Evaluating Sources a video Created by the David L. Rice Library, Instructional Services. University of Southern Indiana, December, 2009.

What is a Scholarly Article a video from the University of Washington Libraries explaining scholarly journals

Scholarly vs. Popular, What's the Difference?

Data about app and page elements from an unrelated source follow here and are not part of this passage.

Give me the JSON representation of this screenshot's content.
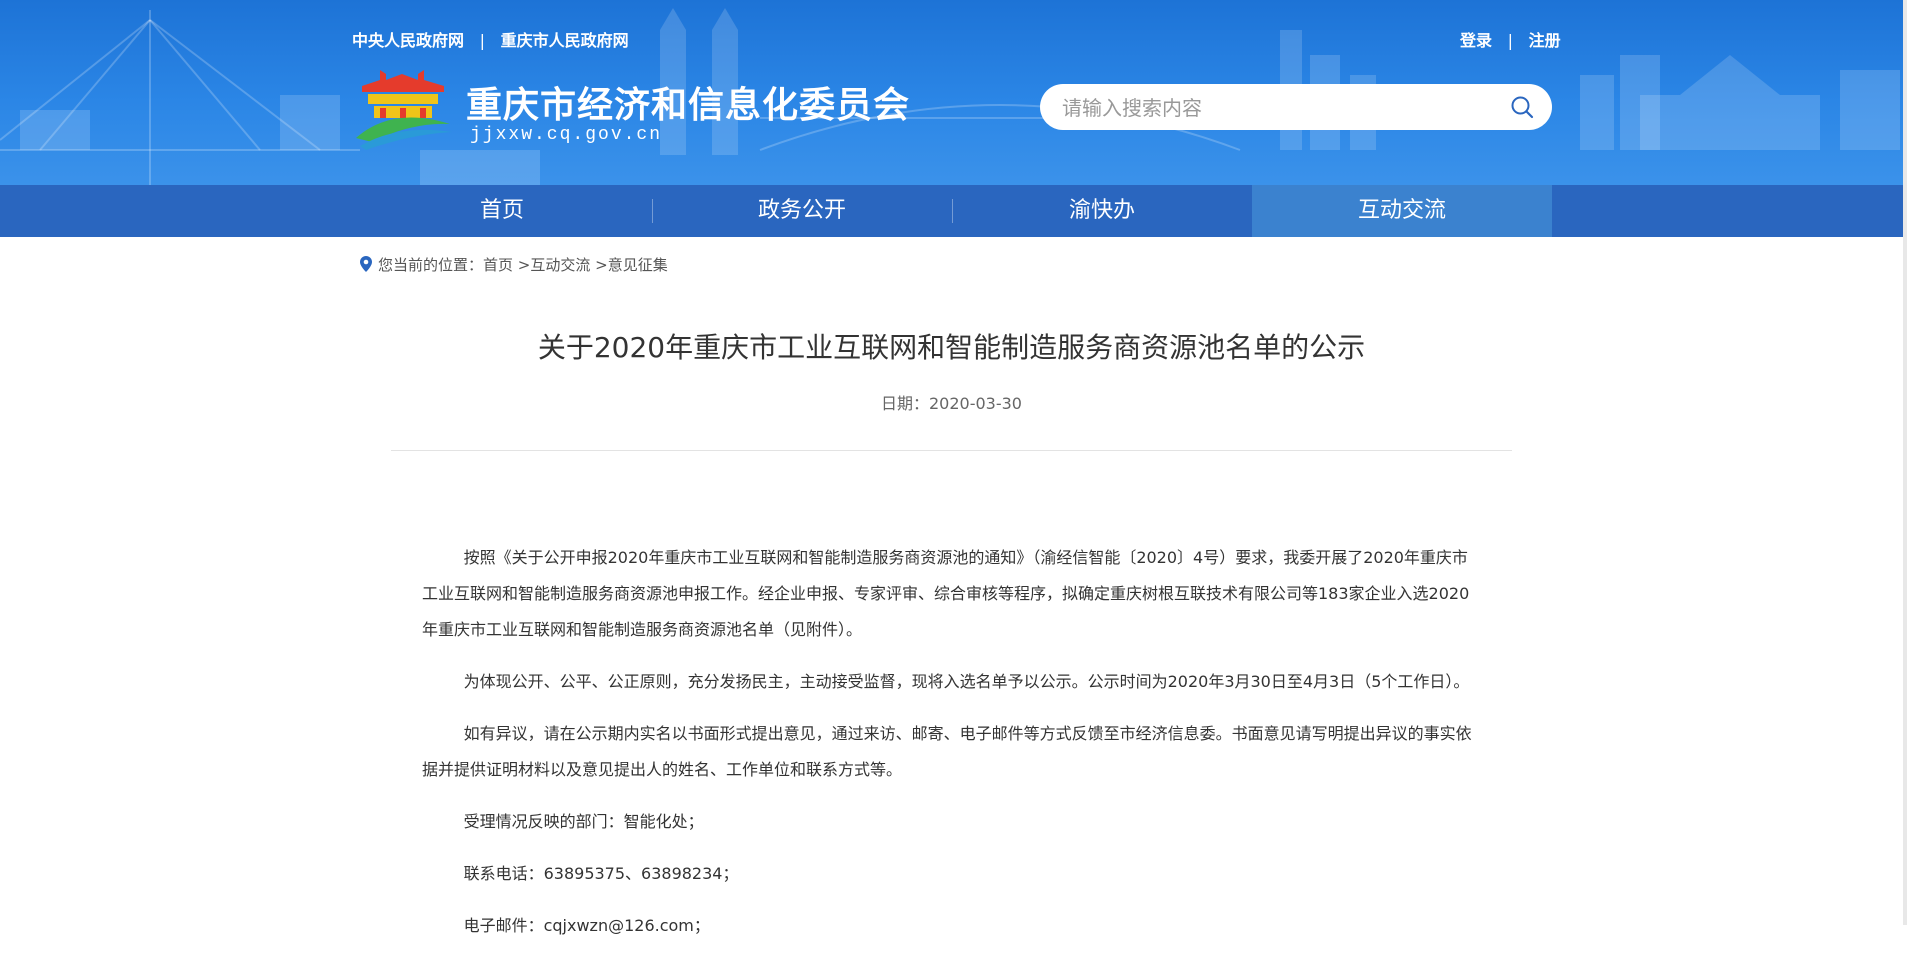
{
  "header": {
    "gov_links": [
      "中央人民政府网",
      "重庆市人民政府网"
    ],
    "user_links": [
      "登录",
      "注册"
    ],
    "site_title": "重庆市经济和信息化委员会",
    "site_domain": "jjxxw.cq.gov.cn",
    "search_placeholder": "请输入搜索内容",
    "search_icon": "search-icon"
  },
  "nav": {
    "items": [
      {
        "label": "首页"
      },
      {
        "label": "政务公开"
      },
      {
        "label": "渝快办"
      },
      {
        "label": "互动交流"
      }
    ],
    "active_index": 3
  },
  "breadcrumb": {
    "prefix": "您当前的位置：",
    "items": [
      "首页",
      "互动交流",
      "意见征集"
    ]
  },
  "article": {
    "title": "关于2020年重庆市工业互联网和智能制造服务商资源池名单的公示",
    "date": "日期：2020-03-30",
    "paragraphs": [
      "按照《关于公开申报2020年重庆市工业互联网和智能制造服务商资源池的通知》（渝经信智能〔2020〕4号）要求，我委开展了2020年重庆市工业互联网和智能制造服务商资源池申报工作。经企业申报、专家评审、综合审核等程序，拟确定重庆树根互联技术有限公司等183家企业入选2020年重庆市工业互联网和智能制造服务商资源池名单（见附件）。",
      "为体现公开、公平、公正原则，充分发扬民主，主动接受监督，现将入选名单予以公示。公示时间为2020年3月30日至4月3日（5个工作日）。",
      "如有异议，请在公示期内实名以书面形式提出意见，通过来访、邮寄、电子邮件等方式反馈至市经济信息委。书面意见请写明提出异议的事实依据并提供证明材料以及意见提出人的姓名、工作单位和联系方式等。",
      "受理情况反映的部门：智能化处；",
      "联系电话：63895375、63898234；",
      "电子邮件：cqjxwzn@126.com；"
    ]
  },
  "colors": {
    "header_blue": "#2b86e6",
    "nav_blue": "#2a66bf",
    "nav_active": "#3b82cf"
  }
}
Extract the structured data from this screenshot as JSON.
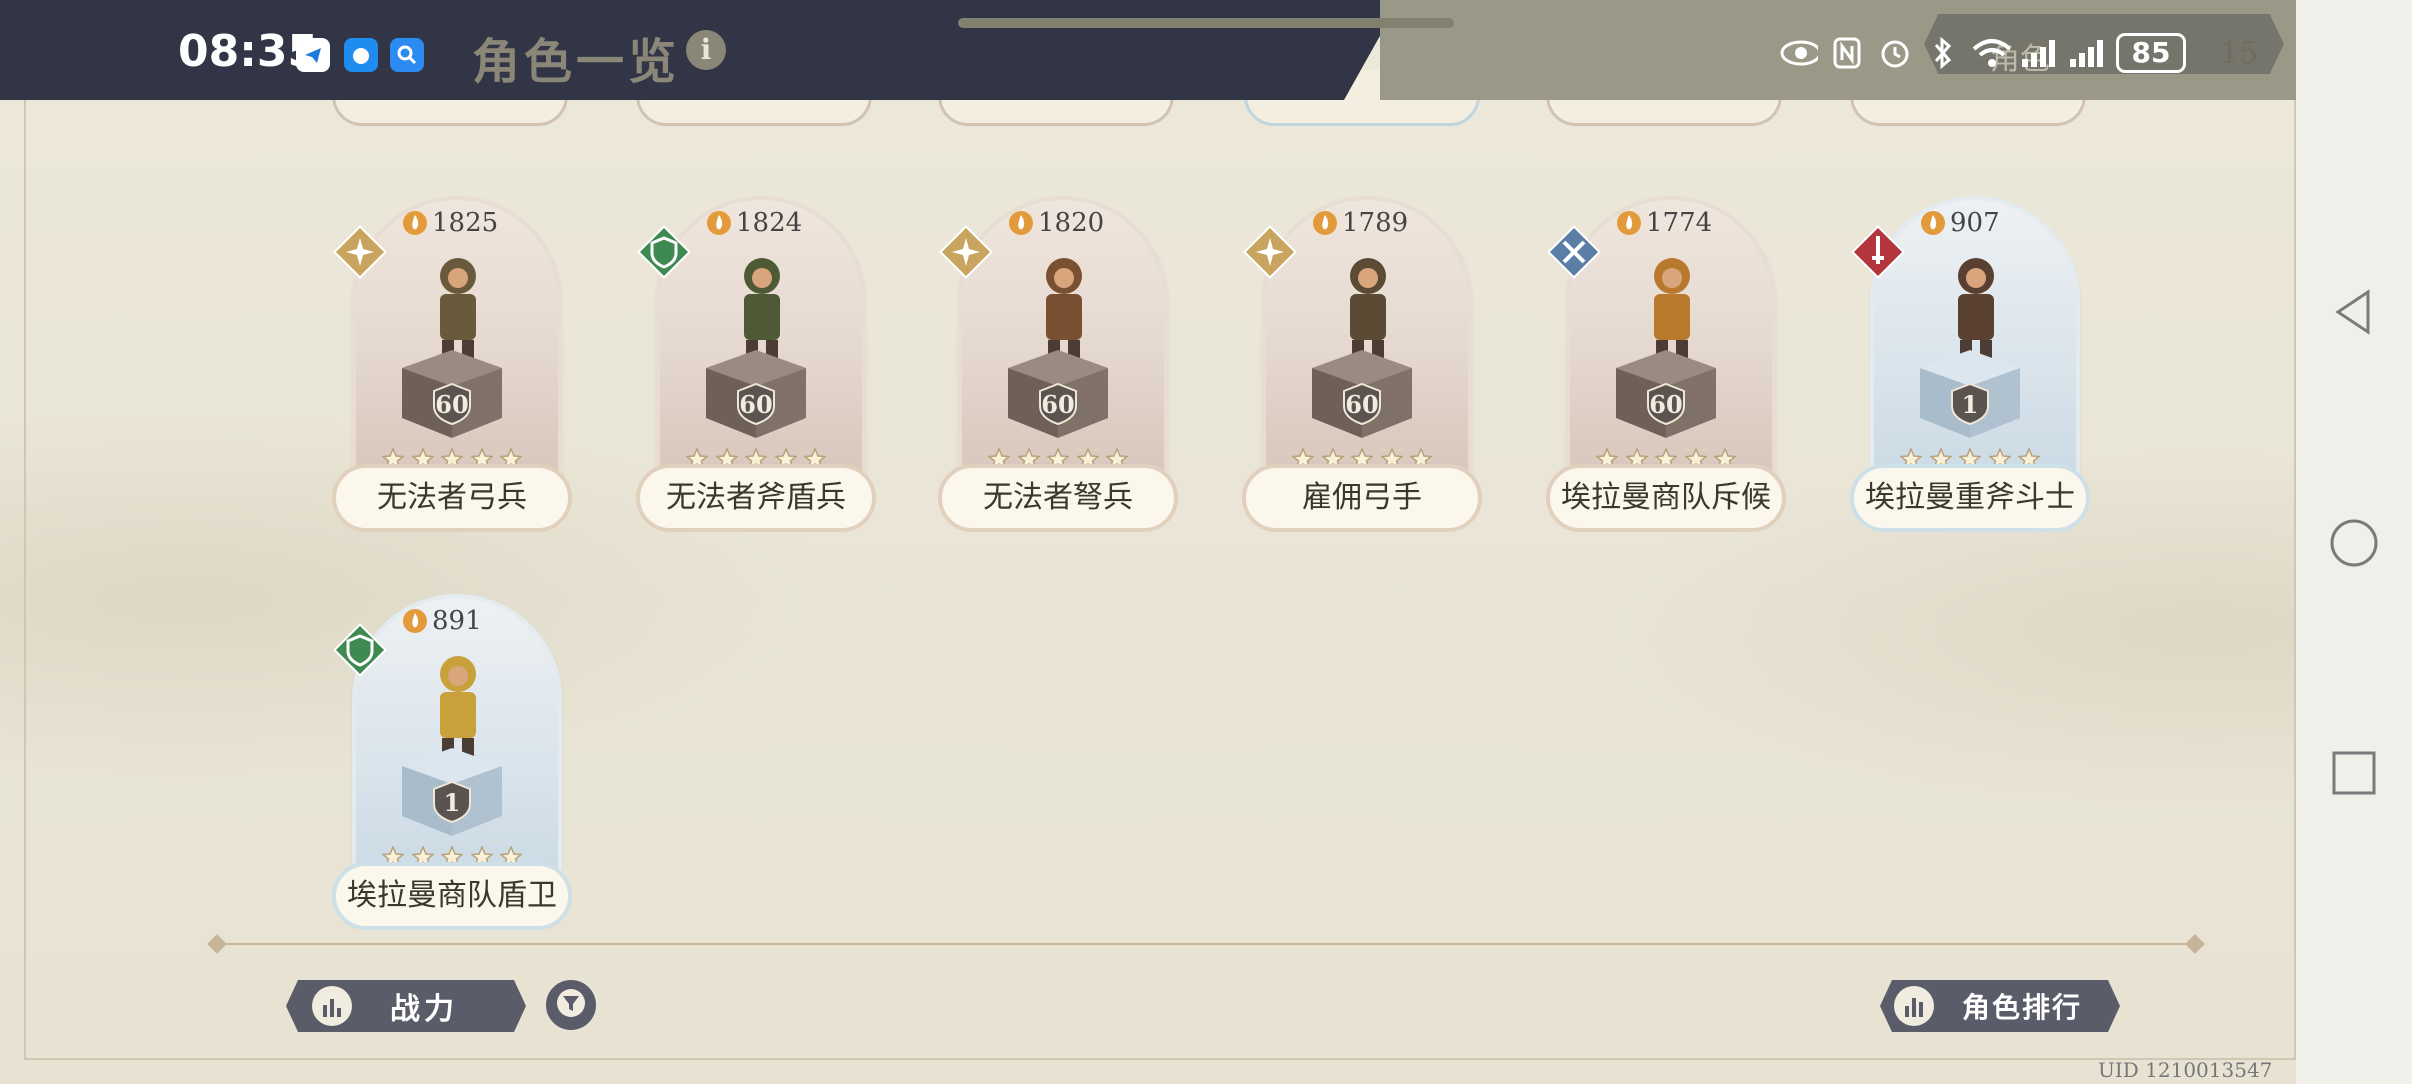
{
  "status_bar": {
    "time": "08:35",
    "battery": "85",
    "ghost_battery": "15",
    "ghost_tab_label": "角色",
    "icons": [
      "telegram-like-app-icon",
      "bubble-app-icon",
      "search-app-icon",
      "eye-icon",
      "nfc-icon",
      "alarm-icon",
      "bluetooth-icon",
      "wifi-icon",
      "signal-icon",
      "signal-icon"
    ]
  },
  "header": {
    "title": "角色一览",
    "info_icon": "i"
  },
  "cards": [
    {
      "name": "无法者弓兵",
      "power": "1825",
      "level": "60",
      "stars": 5,
      "role": "wind-star",
      "tier": "brown"
    },
    {
      "name": "无法者斧盾兵",
      "power": "1824",
      "level": "60",
      "stars": 5,
      "role": "shield",
      "tier": "brown"
    },
    {
      "name": "无法者弩兵",
      "power": "1820",
      "level": "60",
      "stars": 5,
      "role": "wind-star",
      "tier": "brown"
    },
    {
      "name": "雇佣弓手",
      "power": "1789",
      "level": "60",
      "stars": 5,
      "role": "wind-star",
      "tier": "brown"
    },
    {
      "name": "埃拉曼商队斥候",
      "power": "1774",
      "level": "60",
      "stars": 5,
      "role": "swords",
      "tier": "brown"
    },
    {
      "name": "埃拉曼重斧斗士",
      "power": "907",
      "level": "1",
      "stars": 5,
      "role": "sword",
      "tier": "blue"
    },
    {
      "name": "埃拉曼商队盾卫",
      "power": "891",
      "level": "1",
      "stars": 5,
      "role": "shield",
      "tier": "blue"
    }
  ],
  "footer": {
    "sort_label": "战力",
    "rank_label": "角色排行",
    "uid": "UID 1210013547"
  },
  "colors": {
    "background": "#e9e5d6",
    "status_dark": "#313546",
    "button": "#5a5d69",
    "role_gold": "#c9a45f",
    "role_green": "#3f8a52",
    "role_blue": "#5a7ea6",
    "role_red": "#b4363d"
  }
}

Cook Library at Towson University explains the difference between scholarly and popular publications in this short video

Evaluate Your Sources

The most important aspect of evaluating your sources is to have a clear sense of the assignment and your professor's expectations.  What sort of sources are required or allow?  How many will you need?

If you are not sure, ask your professor.  A librarian can help you to locate the proper sources and/or help you review the sources you have found.


ULRICHSWEB Global Serials Directory is a database that will help you decide if your article is scholarly.  Type in the name of the journal that published your article.  Look at the Content Type and whether it is refereed (also known as peer-reviewed). 

Scholarly, Trade, and Popular Sources

Scholarly Sources

Scholarly sources are often required for college level research.  They have the highest level of authority, as they are written by experts in the discipline, generally PhDs.  Many but not all of them are peer-reviewed, also known as refereed, In the peer-review process, articles are scrutinized by a panel of experts to verify accuracy, validity, and value to the profession.

A Scholarly Source will ALWAYS be written by an expert – a PhD. affiliated with a college or university, for example.

A Scholarly Source will ALWAYS include a long list of citations/references at the end of the work.

Trade Sources

Trade journal articles are written by those practicing in the field.  The authors may be nurses, teachers, managers, engineers, etc.  The purpose for the journal is to share information and practical strategies  among people who are working in a profession.  They are less lengthy and may have a few or no references at the end.

Popular Sources

Popular sources are those written by journalists or freelance writers.  They are meant to appeal to the general public, often with sensationalized titles, glossy photos and illustrations, and many advertisements.  Their main purpose is to entertain and generate revenue.

Use the chart below to help compare scholarly, trade, and popular publications.

Scholarly vs. Trade vs. Popular Publications